**Dataset excerpts:**
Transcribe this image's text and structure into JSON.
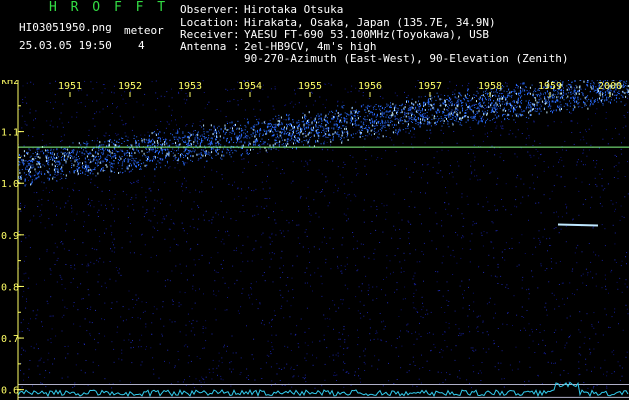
{
  "app": {
    "title": "H R O F F T",
    "filename": "HI03051950.png",
    "datetime": "25.03.05 19:50",
    "meteor_label": "meteor",
    "meteor_count": "4"
  },
  "info": [
    {
      "label": "Observer",
      "value": "Hirotaka Otsuka"
    },
    {
      "label": "Location",
      "value": "Hirakata, Osaka, Japan (135.7E, 34.9N)"
    },
    {
      "label": "Receiver",
      "value": "YAESU FT-690 53.100MHz(Toyokawa), USB"
    },
    {
      "label": "Antenna",
      "value": "2el-HB9CV, 4m's high"
    },
    {
      "label": "",
      "value": "90-270-Azimuth (East-West), 90-Elevation (Zenith)"
    }
  ],
  "separator": ":",
  "colors": {
    "background": "#000000",
    "title": "#33dd44",
    "text": "#ffffff",
    "axis": "#ffff66",
    "carrier": "#88ff88",
    "signal": "#2a6cff",
    "signal_bright": "#bfe8ff"
  },
  "chart_data": {
    "type": "heatmap",
    "ylabel": "kHz",
    "x_tick_labels": [
      "1951",
      "1952",
      "1953",
      "1954",
      "1955",
      "1956",
      "1957",
      "1958",
      "1959",
      "2000"
    ],
    "y_tick_labels": [
      "1.1",
      "1.0",
      "0.9",
      "0.8",
      "0.7",
      "0.6"
    ],
    "ylim": [
      0.58,
      1.2
    ],
    "carrier_khz": 1.07,
    "drift_band": {
      "start_khz": 1.03,
      "end_khz": 1.19
    },
    "meteor_echo": {
      "time": "1959.4",
      "khz": 0.92
    }
  }
}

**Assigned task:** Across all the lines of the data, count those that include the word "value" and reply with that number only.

**Solution for this exercise:** 5